- **PROBLEM STATEMENT**:
The response should hold every record from the listing that follows, verbatim, and no pictures.

- **EXCERPTED RECORDS**:
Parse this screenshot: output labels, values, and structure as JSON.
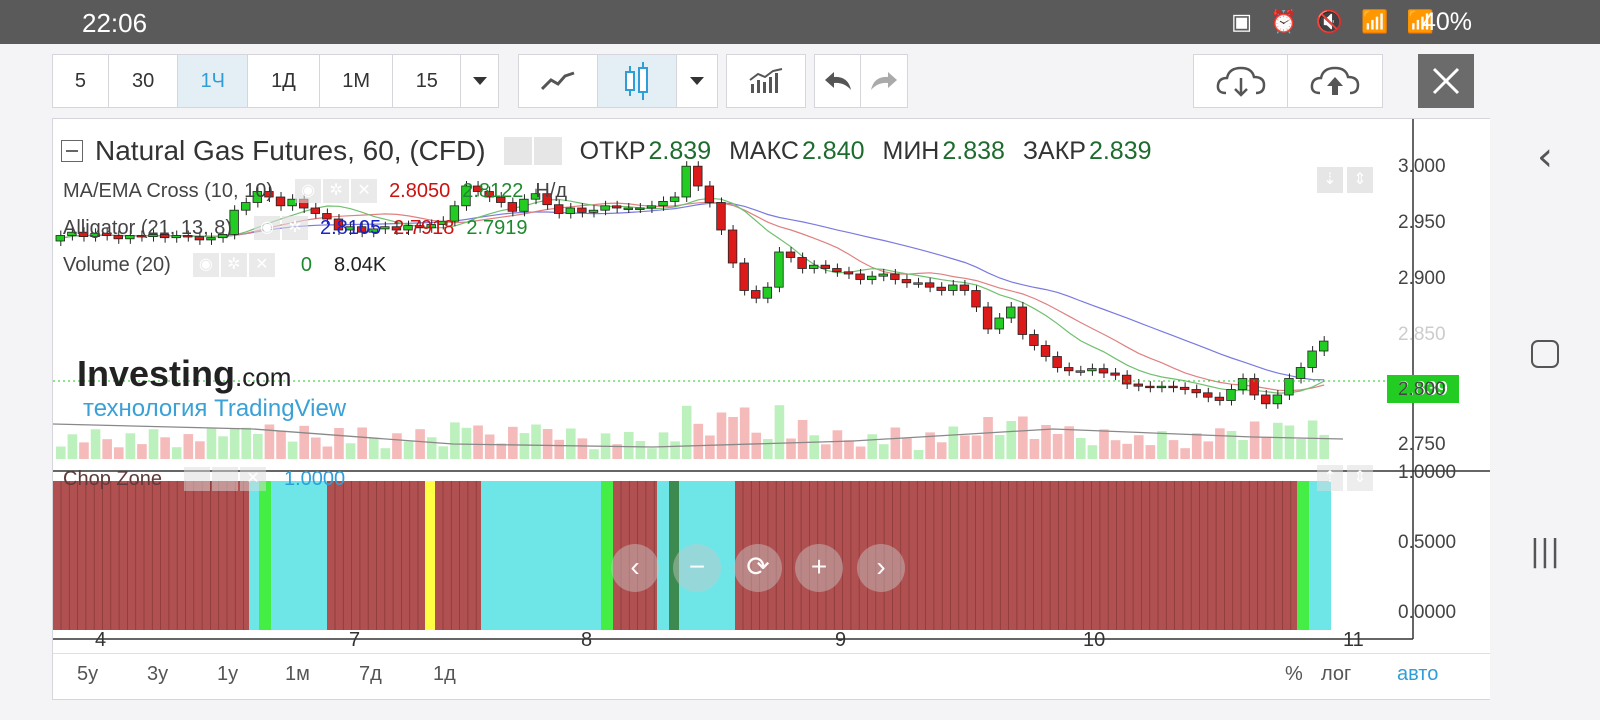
{
  "status_bar": {
    "time": "22:06",
    "icons": "▣ ⏰ 🔇 📶 📶",
    "battery": "40%"
  },
  "toolbar": {
    "intervals": [
      "5",
      "30",
      "1Ч",
      "1Д",
      "1М",
      "15"
    ],
    "active_interval": "1Ч",
    "icons": [
      "line-chart-icon",
      "candlestick-icon",
      "chevron-down-icon",
      "indicators-icon",
      "undo-icon",
      "redo-icon",
      "cloud-download-icon",
      "cloud-upload-icon",
      "close-icon"
    ]
  },
  "chart": {
    "title": "Natural Gas Futures, 60, (CFD)",
    "ohlc": [
      {
        "k": "ОТКР",
        "v": "2.839"
      },
      {
        "k": "МАКС",
        "v": "2.840"
      },
      {
        "k": "МИН",
        "v": "2.838"
      },
      {
        "k": "ЗАКР",
        "v": "2.839"
      }
    ],
    "indicators": {
      "ma": {
        "label": "MA/EMA Cross (10, 10)",
        "v1": "2.8050",
        "v2": "2.8122",
        "tag": "Н/д"
      },
      "alligator": {
        "label": "Alligator (21, 13, 8)",
        "v1": "2.8105",
        "v2": "2.7918",
        "v3": "2.7919"
      },
      "volume": {
        "label": "Volume (20)",
        "v1": "0",
        "v2": "8.04K"
      }
    },
    "price_tag": "2.839",
    "y_ticks": [
      "3.000",
      "2.950",
      "2.900",
      "2.850",
      "2.800",
      "2.750"
    ],
    "x_ticks": [
      "4",
      "7",
      "8",
      "9",
      "10",
      "11"
    ],
    "chop": {
      "label": "Chop Zone",
      "value": "1.0000",
      "y_ticks": [
        "1.0000",
        "0.5000",
        "0.0000"
      ]
    },
    "branding": {
      "logo": "Investing",
      "logo_suffix": ".com",
      "credit": "технология TradingView"
    },
    "ranges": [
      "5y",
      "3y",
      "1y",
      "1м",
      "7д",
      "1д"
    ],
    "scale": [
      "%",
      "лог",
      "авто"
    ],
    "colors": {
      "up": "#22cc22",
      "down": "#dd1a1a",
      "chop_red": "#b05050",
      "chop_cyan": "#6ee6e8",
      "chop_green": "#44ee44",
      "chop_yellow": "#ffff44"
    }
  }
}
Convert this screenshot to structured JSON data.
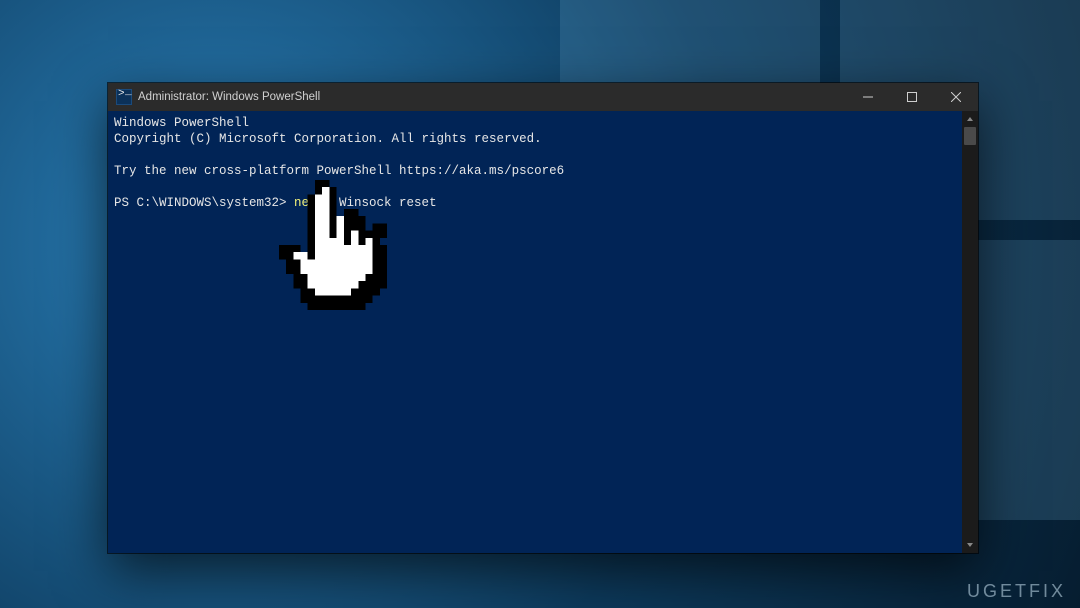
{
  "desktop": {
    "watermark": "UGETFIX"
  },
  "window": {
    "title": "Administrator: Windows PowerShell",
    "icons": {
      "app": "powershell-icon",
      "minimize": "minimize-icon",
      "maximize": "maximize-icon",
      "close": "close-icon"
    }
  },
  "terminal": {
    "line1": "Windows PowerShell",
    "line2": "Copyright (C) Microsoft Corporation. All rights reserved.",
    "line3": "",
    "line4": "Try the new cross-platform PowerShell https://aka.ms/pscore6",
    "line5": "",
    "prompt": "PS C:\\WINDOWS\\system32> ",
    "cmd_highlight": "netsh",
    "cmd_rest": " Winsock reset"
  },
  "cursor": {
    "name": "hand-pointer-cursor"
  },
  "colors": {
    "ps_bg": "#012456",
    "titlebar_bg": "#2b2b2b",
    "cmd_highlight": "#f2f27a",
    "text": "#e6e6e6"
  }
}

- **WRITTEN REPLY**:
Parse this screenshot: output labels, values, and structure as JSON.
{
  "status_bar": {
    "time": "22:06",
    "icons": "▣ ⏰ 🔇 📶 📶",
    "battery": "40%"
  },
  "toolbar": {
    "intervals": [
      "5",
      "30",
      "1Ч",
      "1Д",
      "1М",
      "15"
    ],
    "active_interval": "1Ч",
    "icons": [
      "line-chart-icon",
      "candlestick-icon",
      "chevron-down-icon",
      "indicators-icon",
      "undo-icon",
      "redo-icon",
      "cloud-download-icon",
      "cloud-upload-icon",
      "close-icon"
    ]
  },
  "chart": {
    "title": "Natural Gas Futures, 60, (CFD)",
    "ohlc": [
      {
        "k": "ОТКР",
        "v": "2.839"
      },
      {
        "k": "МАКС",
        "v": "2.840"
      },
      {
        "k": "МИН",
        "v": "2.838"
      },
      {
        "k": "ЗАКР",
        "v": "2.839"
      }
    ],
    "indicators": {
      "ma": {
        "label": "MA/EMA Cross (10, 10)",
        "v1": "2.8050",
        "v2": "2.8122",
        "tag": "Н/д"
      },
      "alligator": {
        "label": "Alligator (21, 13, 8)",
        "v1": "2.8105",
        "v2": "2.7918",
        "v3": "2.7919"
      },
      "volume": {
        "label": "Volume (20)",
        "v1": "0",
        "v2": "8.04K"
      }
    },
    "price_tag": "2.839",
    "y_ticks": [
      "3.000",
      "2.950",
      "2.900",
      "2.850",
      "2.800",
      "2.750"
    ],
    "x_ticks": [
      "4",
      "7",
      "8",
      "9",
      "10",
      "11"
    ],
    "chop": {
      "label": "Chop Zone",
      "value": "1.0000",
      "y_ticks": [
        "1.0000",
        "0.5000",
        "0.0000"
      ]
    },
    "branding": {
      "logo": "Investing",
      "logo_suffix": ".com",
      "credit": "технология TradingView"
    },
    "ranges": [
      "5y",
      "3y",
      "1y",
      "1м",
      "7д",
      "1д"
    ],
    "scale": [
      "%",
      "лог",
      "авто"
    ],
    "colors": {
      "up": "#22cc22",
      "down": "#dd1a1a",
      "chop_red": "#b05050",
      "chop_cyan": "#6ee6e8",
      "chop_green": "#44ee44",
      "chop_yellow": "#ffff44"
    }
  }
}
Convert this screenshot to structured JSON data.
{
  "desktop": {
    "watermark": "UGETFIX"
  },
  "window": {
    "title": "Administrator: Windows PowerShell",
    "icons": {
      "app": "powershell-icon",
      "minimize": "minimize-icon",
      "maximize": "maximize-icon",
      "close": "close-icon"
    }
  },
  "terminal": {
    "line1": "Windows PowerShell",
    "line2": "Copyright (C) Microsoft Corporation. All rights reserved.",
    "line3": "",
    "line4": "Try the new cross-platform PowerShell https://aka.ms/pscore6",
    "line5": "",
    "prompt": "PS C:\\WINDOWS\\system32> ",
    "cmd_highlight": "netsh",
    "cmd_rest": " Winsock reset"
  },
  "cursor": {
    "name": "hand-pointer-cursor"
  },
  "colors": {
    "ps_bg": "#012456",
    "titlebar_bg": "#2b2b2b",
    "cmd_highlight": "#f2f27a",
    "text": "#e6e6e6"
  }
}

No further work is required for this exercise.